Since We Can’t Why Vacation Abroad, Staycation at Home!
As summer nears its end, and the end of the COVID-19 Pandemic is nowhere in sight, it has been almost impossible to vacation for the safety of yourself and others. However, instead of giving up on the idea of vacationing, some are taking the vacation home to them. Staycations are becoming the hot new thing this summer, having all of the comforts of a vacation, but at a more affordable price.
First, if you want to experience a Staycation, the most important thing you can do is plan ahead. According to Cleavland.com, there are a few things you must consider when planning your stay-at-home trip. One tip to look out for is to remember that everyone wants something different from a vacation. Make sure that you can accommodate for every person’s needs and wishes. Another aspect to remember is to stick to a budget. Just like a normal vacation, you cannot just blow money away.
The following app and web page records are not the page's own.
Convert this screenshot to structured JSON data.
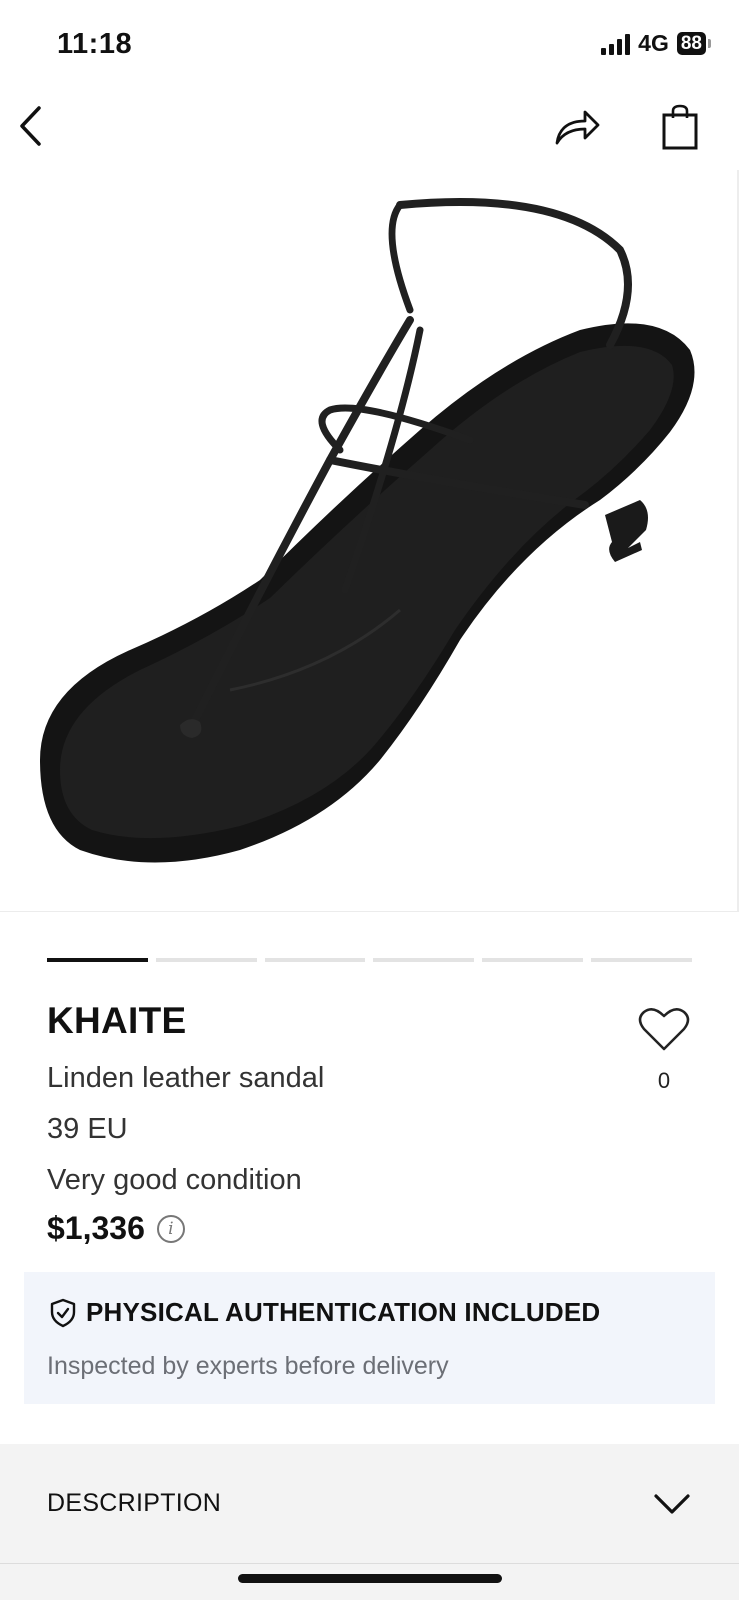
{
  "status_bar": {
    "time": "11:18",
    "network": "4G",
    "battery": "88"
  },
  "nav": {
    "back_icon": "chevron-left-icon",
    "share_icon": "share-arrow-icon",
    "bag_icon": "shopping-bag-icon"
  },
  "gallery": {
    "total_images": 6,
    "active_index": 0
  },
  "product": {
    "brand": "KHAITE",
    "name": "Linden leather sandal",
    "size": "39 EU",
    "condition": "Very good condition",
    "price": "$1,336",
    "likes": "0"
  },
  "authentication": {
    "title": "PHYSICAL AUTHENTICATION INCLUDED",
    "subtitle": "Inspected by experts before delivery",
    "icon": "shield-check-icon"
  },
  "description": {
    "label": "DESCRIPTION"
  },
  "colors": {
    "auth_bg": "#f2f5fb",
    "section_bg": "#f3f3f3",
    "text": "#111111"
  }
}
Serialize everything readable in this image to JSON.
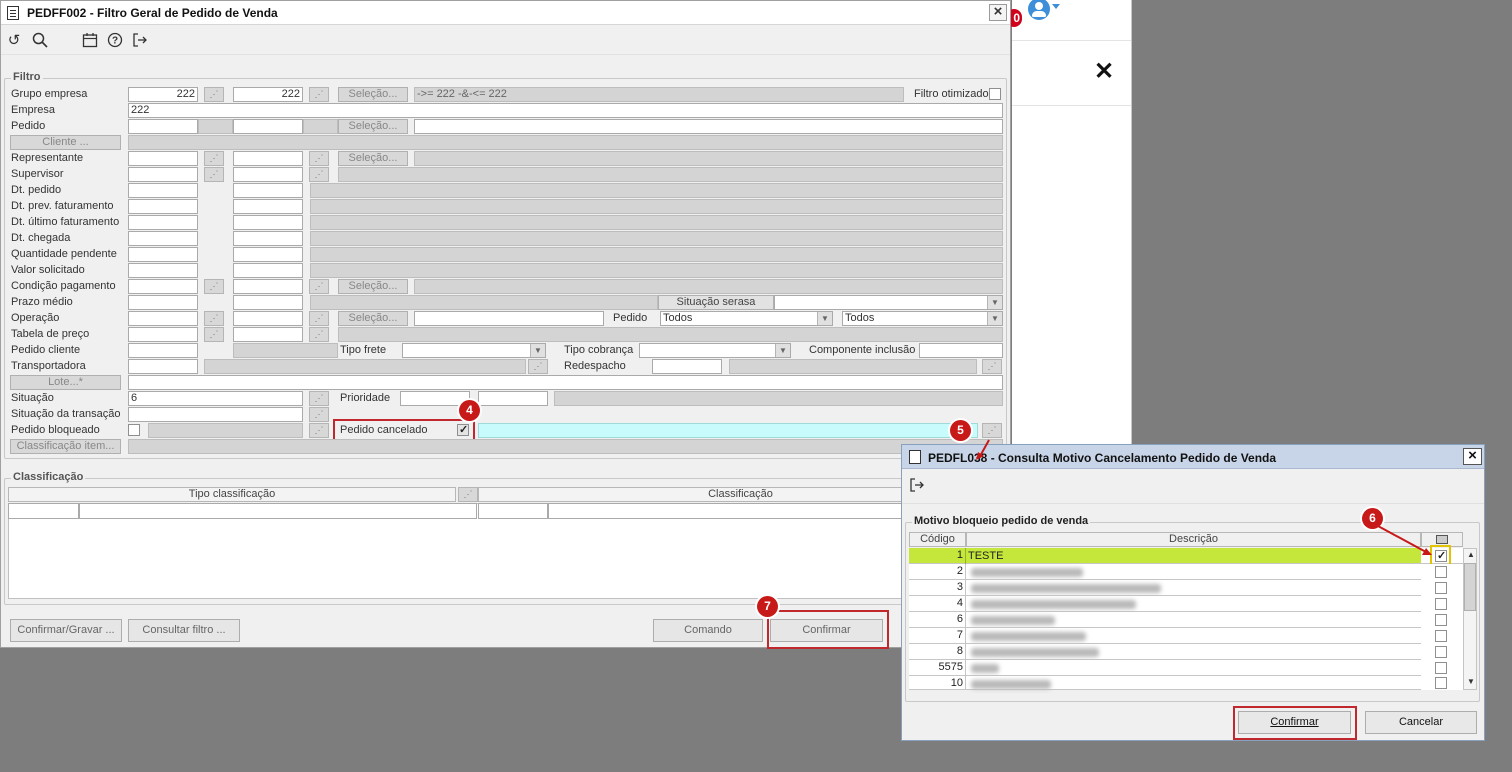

A Staycation is still a vacation, so this means resist any urge to do work or other household chores. You are meant to relax on a vacation, not stress out, which means you shouldn’t put those extra stresses on yourself. And finally, get out of the house. While a staycation technically means vacationing at home, getting out of your house and partaking in some local activity that you never do adds excitement to your getaway. Yes, you are in a pandemic, but everyone needs a vacation.
But how do you actually create a staycation in the comfort of your home, or in your local area? It might be a lot easier than you think. In a Vox interview, Dan Kieran advocates for simple, slow travel: partaking in something you have never done before. This could range from walking down an unfamiliar street to even sleeping in a different part of your home. Hiking, picnicking, and even a movie under the stars could qualify as a staycation. Anything out of the norm can be your staycation if you want it to be.
While in America we might not be as used to staycations, countries such as Sweden have long embraced the tradition, and COVID-19 is only extending and reshaping it more. Known as ‘hemester’ in Sweden, these vacations range from staying at home to traveling to a different part of the country. Around 20% of the population owns a summer cottage or cabin and 50% have access to one through family or friends. With COVID in play this summer, real estate agents in Sweden have been reporting a rise in demand for summer houses, meaning that staycations are thriving more than ever.
It is important to take the road less traveled by exploring local cultures and foods that you tend to shy away from. The world is your oyster. In a sense, these local trips can force us to appreciate our neighborhoods, an area that we often want to tend to take advantage of. When at many times we want to escape our homes and travel far, circumstances keep us from doing so. Maybe we should look to Sweden and other countries in order to come back to our roots by staycationing local and staying safe.